* **What this task involves**: Each entry needs to be given again, character for character.

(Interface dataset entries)
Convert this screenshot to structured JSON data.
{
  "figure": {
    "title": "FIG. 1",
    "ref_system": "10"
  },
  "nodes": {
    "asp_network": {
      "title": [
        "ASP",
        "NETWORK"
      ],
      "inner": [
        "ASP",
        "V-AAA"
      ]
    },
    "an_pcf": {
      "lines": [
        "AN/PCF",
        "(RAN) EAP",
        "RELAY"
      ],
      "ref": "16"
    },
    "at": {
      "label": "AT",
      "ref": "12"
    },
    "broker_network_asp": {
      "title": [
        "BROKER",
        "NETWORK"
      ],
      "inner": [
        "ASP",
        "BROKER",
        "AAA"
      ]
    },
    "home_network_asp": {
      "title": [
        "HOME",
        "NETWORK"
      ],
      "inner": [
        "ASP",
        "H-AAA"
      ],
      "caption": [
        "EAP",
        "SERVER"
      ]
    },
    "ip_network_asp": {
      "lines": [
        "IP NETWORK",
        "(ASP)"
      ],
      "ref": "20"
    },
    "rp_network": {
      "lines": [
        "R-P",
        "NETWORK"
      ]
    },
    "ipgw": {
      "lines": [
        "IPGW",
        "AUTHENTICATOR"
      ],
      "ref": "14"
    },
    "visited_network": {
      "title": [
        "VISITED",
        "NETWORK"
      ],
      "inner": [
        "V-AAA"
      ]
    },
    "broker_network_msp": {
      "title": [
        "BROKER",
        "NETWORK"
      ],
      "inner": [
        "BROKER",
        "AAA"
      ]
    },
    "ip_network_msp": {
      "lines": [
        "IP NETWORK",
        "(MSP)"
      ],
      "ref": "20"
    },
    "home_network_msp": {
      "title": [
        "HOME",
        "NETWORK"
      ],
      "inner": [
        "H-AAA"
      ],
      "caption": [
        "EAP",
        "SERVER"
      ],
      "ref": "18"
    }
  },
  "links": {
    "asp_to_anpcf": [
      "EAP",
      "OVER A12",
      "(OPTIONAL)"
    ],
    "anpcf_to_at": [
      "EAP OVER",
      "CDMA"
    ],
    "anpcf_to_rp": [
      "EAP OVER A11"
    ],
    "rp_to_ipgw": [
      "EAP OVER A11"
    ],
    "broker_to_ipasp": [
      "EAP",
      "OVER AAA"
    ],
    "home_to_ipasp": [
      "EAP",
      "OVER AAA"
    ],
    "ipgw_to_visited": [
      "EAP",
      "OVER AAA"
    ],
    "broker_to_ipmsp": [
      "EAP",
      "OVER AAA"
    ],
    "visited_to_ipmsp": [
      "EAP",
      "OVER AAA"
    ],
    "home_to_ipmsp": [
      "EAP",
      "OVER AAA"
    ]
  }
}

* **Expected answer**:
Convert this screenshot to structured JSON data.
{
  "figure": {
    "title": "FIG. 1",
    "ref_system": "10"
  },
  "nodes": {
    "asp_network": {
      "title": [
        "ASP",
        "NETWORK"
      ],
      "inner": [
        "ASP",
        "V-AAA"
      ]
    },
    "an_pcf": {
      "lines": [
        "AN/PCF",
        "(RAN) EAP",
        "RELAY"
      ],
      "ref": "16"
    },
    "at": {
      "label": "AT",
      "ref": "12"
    },
    "broker_network_asp": {
      "title": [
        "BROKER",
        "NETWORK"
      ],
      "inner": [
        "ASP",
        "BROKER",
        "AAA"
      ]
    },
    "home_network_asp": {
      "title": [
        "HOME",
        "NETWORK"
      ],
      "inner": [
        "ASP",
        "H-AAA"
      ],
      "caption": [
        "EAP",
        "SERVER"
      ]
    },
    "ip_network_asp": {
      "lines": [
        "IP NETWORK",
        "(ASP)"
      ],
      "ref": "20"
    },
    "rp_network": {
      "lines": [
        "R-P",
        "NETWORK"
      ]
    },
    "ipgw": {
      "lines": [
        "IPGW",
        "AUTHENTICATOR"
      ],
      "ref": "14"
    },
    "visited_network": {
      "title": [
        "VISITED",
        "NETWORK"
      ],
      "inner": [
        "V-AAA"
      ]
    },
    "broker_network_msp": {
      "title": [
        "BROKER",
        "NETWORK"
      ],
      "inner": [
        "BROKER",
        "AAA"
      ]
    },
    "ip_network_msp": {
      "lines": [
        "IP NETWORK",
        "(MSP)"
      ],
      "ref": "20"
    },
    "home_network_msp": {
      "title": [
        "HOME",
        "NETWORK"
      ],
      "inner": [
        "H-AAA"
      ],
      "caption": [
        "EAP",
        "SERVER"
      ],
      "ref": "18"
    }
  },
  "links": {
    "asp_to_anpcf": [
      "EAP",
      "OVER A12",
      "(OPTIONAL)"
    ],
    "anpcf_to_at": [
      "EAP OVER",
      "CDMA"
    ],
    "anpcf_to_rp": [
      "EAP OVER A11"
    ],
    "rp_to_ipgw": [
      "EAP OVER A11"
    ],
    "broker_to_ipasp": [
      "EAP",
      "OVER AAA"
    ],
    "home_to_ipasp": [
      "EAP",
      "OVER AAA"
    ],
    "ipgw_to_visited": [
      "EAP",
      "OVER AAA"
    ],
    "broker_to_ipmsp": [
      "EAP",
      "OVER AAA"
    ],
    "visited_to_ipmsp": [
      "EAP",
      "OVER AAA"
    ],
    "home_to_ipmsp": [
      "EAP",
      "OVER AAA"
    ]
  }
}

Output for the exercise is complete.